With roots in logic, philosophy of language and philosophy of mind,
Susanne Langer sought to explicate the meaning and cognitive import of art
works by developing a theory of symbolism that located works of art at the
centre of a network of relations based firmly on semantic theory. Art
works were nondiscursive, presentational symbols that expressed an
artist’s ‘life of feeling’, by which observers, through a process of
immediate apprehension (or intuition) came to acquire knowledge.
Langer was educated at Radcliffe College and briefly attended the
University of Vienna. She held the post of tutor at Radcliffe from 1927 to
1942, followed by positions at the University of Delaware (1943), Columbia
University (1945–50), the Connecticut College for Women (1954–62), and a
number of visiting positions.
Langer’s early writings prefigure her later theorizing on art.
The Practice of Philosophy was
influenced by work on symbolism by Whitehead and the early Wittgenstein.
For Langer, the relation between a symbol and the symbolized object
depended solely upon analogy of form; only by studying the structure of an
entity and its comparable analogue could the symbolic relationship be
established. The logical analysis of symbols—as analogues to one’s

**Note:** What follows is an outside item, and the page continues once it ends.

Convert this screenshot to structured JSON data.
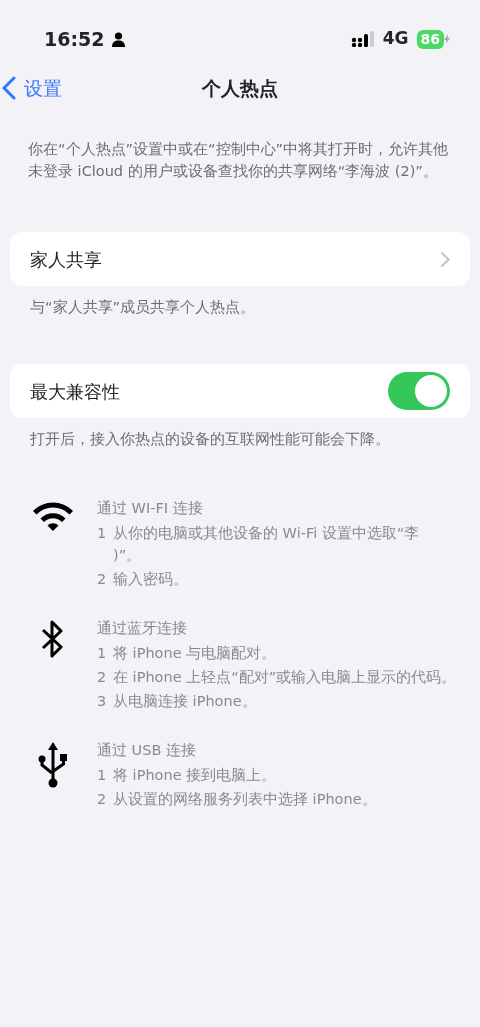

of meanings that were incommunicable by ordinary, public discourse.
Symbols, through nondiscursive form, achieved cognitive weight and force
equal to the original experience. As such, they transmitted knowledge of
the ineffable. Her second text, An Introduction
to Symbolic Logic, moved beyond a presentation of standard
techniques in symbolic logic to an exploration of its conceptual
Her explicit theory of art began with Philosophy
in a New Key: A Study in the Symbolism of Reason, Rite and Art.
Combining her interest in the nature of knowledge with a longstanding wish
to actualize a complete theory of mind (realized decades later with the
publication of Mind: An Essay on Human Feeling),
she expanded her discussion of symbols by focusing on the role of human
reason in ritual acts and the creation of art objects. Challenging
traditional philosophical approaches, which had previously located the
focus of attention in theories of taste, beauty or notions of aesthetic
value, she sought to alter radically the most basic questions in the
philosophy of art. Symbolism was the ‘new key’ to understanding how the
human mind transformed the primal need to express oneself. All forms of
human activity, including ‘speech and gesture, song and sacrifice’ were
seen as expressive. The mental work of symbolic transformation resided in
abstracting a gesture or an object from reality. Symbols, in contrast to
signs (later called signals), gave expression to thoughts that went beyond
what could be expressed in language. Therefore, a wide range of symbols
evolved over time: simple ones became complex; ritual (or convention)
became art. Art became the conveyor of inner life: artists expressed
‘ideas of feeling’—‘formulation
and representation of emotions, moods, mental tensions and resolutions’—not
their own actual or personal feelings. The artistic significance of music,
for instance, consisted in pure form—‘the
from its literal content (what, if anything, it represented).
Feeling and Form, written eleven years
later as a sequel to Philosophy in a New Key,
art was characterized as the creation of forms symbolic of human feeling.
Every work of art involved (1) abstraction from actuality, thereby
becoming mere semblance, a created realm of illusion, (2) plasticity (the
capacity of being manipulated in the interests of expression), and (3)
expressiveness whereby the symbol became transparent. A focus on the
meaning of art works was replaced by a discussion of their import or
significance. Intuition became the link between the qualities of the art
work that constituted it a symbol and the import the work of art held for
the observer. Through intuition, we perceive the ‘felt life’ of the
Problems of Art, a collection of
essays originally delivered as lectures, Langer refined her views: a work
of art was a form expressive of human feeling, created for our aesthetic
perception through sense or imagination. Emphasizing the role that
artistic intention played in creative activity, she traced the unity of
the arts to their semblance of organic form. Insight (understanding of the
essential life of feeling) was designated the aim of art.
Reflections on Art, a collection of
twenty-six essays ranging over music, art, dance, poetry, film and
architecture, focused on two main issues: expressiveness and semblance.
Her list of contributors included artists and ‘lay aestheticians’, as well
as professional philosophers. Her final work,
Mind, ambitiously sought to explicate the role feelings play as
the mind functions uniquely in humans, and in particular how an artist
projects an idea of feeling by means of art.